The skin corrosion potential of a chemical can be predicted with the EpiDerm skin corrosion test.
The method uses the EpiDerm human epidermal model of MatTek. In short, the skin model is exposed to a test chemical and then cytotoxicity is measured as a proxy for cell damage and hence skin corrosion.
The test has been scientifically validated and granted regulatory approval for the identification and classification of the corrosive potential of chemicals.
The results of the validation study, the ESAC statement and our recommendation will be soon available on TSAR, the Tracking System for Alternative methods towards Regulatory acceptance.

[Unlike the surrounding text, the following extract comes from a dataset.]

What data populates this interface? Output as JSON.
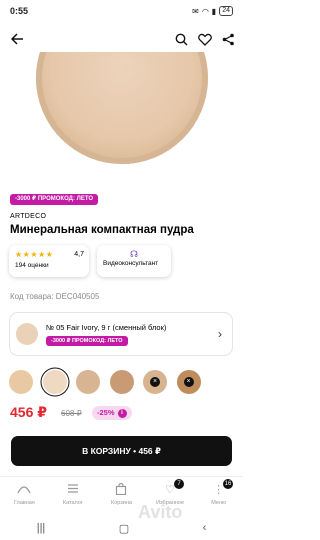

[collapsed]Skin corrosion is considered to be the destruction of skin tissue following exposure to a chemical. In certain circumstances, it might also refer to any irreversible alteration of skin tissue following exposure.
This is in contrast to skin irritation where effects are usually considered reversible.
The potential of a chemical to cause skin corrosion is potentially important from the perspective of safe handling of chemicals as well as their safe packaging and transport.[/collapse]
EpiDerm Skin Corrosion Test (SCT)
[collapsed]This test is based on the EpiDerm human epidermal model that is manufactured by MatTek, Slovakia.
This is a reconstructed human epidermal model that is grown from human-derived epidermal keratinocytes (i.e. specific skin cells). They are cultured to form a multilayered and highly differentiated model of the human epidermis.
In more detail, the model consists of organised basal, spinous and granular layers of cells and a multilayer stratum corneum (the outside layer of skin that is essentially dead skin cells) that also includes intercellular lipid layers arranged in patterns analogous to those found in vivo (i.e. in humans). The model is cultured on specially prepared cell culture inserts and is shipped world-wide on a weekly basis as kits together with necessary culture media and handling plates.
For the test, the model is exposed to a test chemical for either three minutes or one hour, as well as positive and negative controls. After exposure, the cells are then washed (to remove the chemical) and exposed to MTT, which is a dye that can be used as a proxy for cytotoxicity, and therefore cell viability.
For corrosivity, a chemical is classed as a corrosive if after three minutes of exposure less than 50% of cells are viable. A chemical is also classed as corrosive in the case of after three minutes, greater than 50% of cells are still viable, but after one hour less than 15% are viable.[/collapse]
Animal testing replacement
[collapsed]The EpiDerm Skin Corrosion Test (SCT) has been granted regulatory approval as a replacement for the Draize (rabbit) skin corrosion test.
Specifically, this approval relates to hazard identification and classification of corrosive potential. The test can also be used to identify non-corrosive substances when used in conjunction with other methods.[/collapse]
[collapsed]In the mid to late 1990s a major validation study was performed by EURL ECVAM to assess four potential in vitro methods (not including the EpiDerm skin corrosion test) that might serve as replacements for the Draize in vivo rabbit skin corrosion test.
Following the successful completion of that study and the validation of two of the methods (TER assay and the EpiSkin skin corrosion assay) issues arose in the manufacturing process that meant the methods were temporarily unavailable. As a result the EpiDerm method was subjected to a catch-up study.[/collapse]
Validation study outcomes
[collapsed]A full elaboration of the prevalidation study, its workup and results, is available here. In short, the EpiDerm skin corrosion test was validated on the basis of high prediction rates on a wide range of chemicals.[/collapse]
EURL ECVAM recommendations
[collapsed]Based on the positive outcome of the study, the EURL ECVAM Scientific Advisory Committee (ESAC) unanimously endorsed the statement that the EpiDerm skin corrosion test method can be used to distinguish between corrosive and non-corrosive chemicals. Subsequently, the method has been included in legislation and is now the subject of an OECD test guideline (No 431).
Please note that subsequent re-evaluation of data revealed an unacceptably high level of false positive cases for certain classes of chemicals. Please see the subsequent ESAC statements (below) that relate to this issue. The validity of the methods (four methods relating to skin corrosion, including the EpiDerm skin corrosion test) were not called into question as a result of this re-analysis.[/collapse]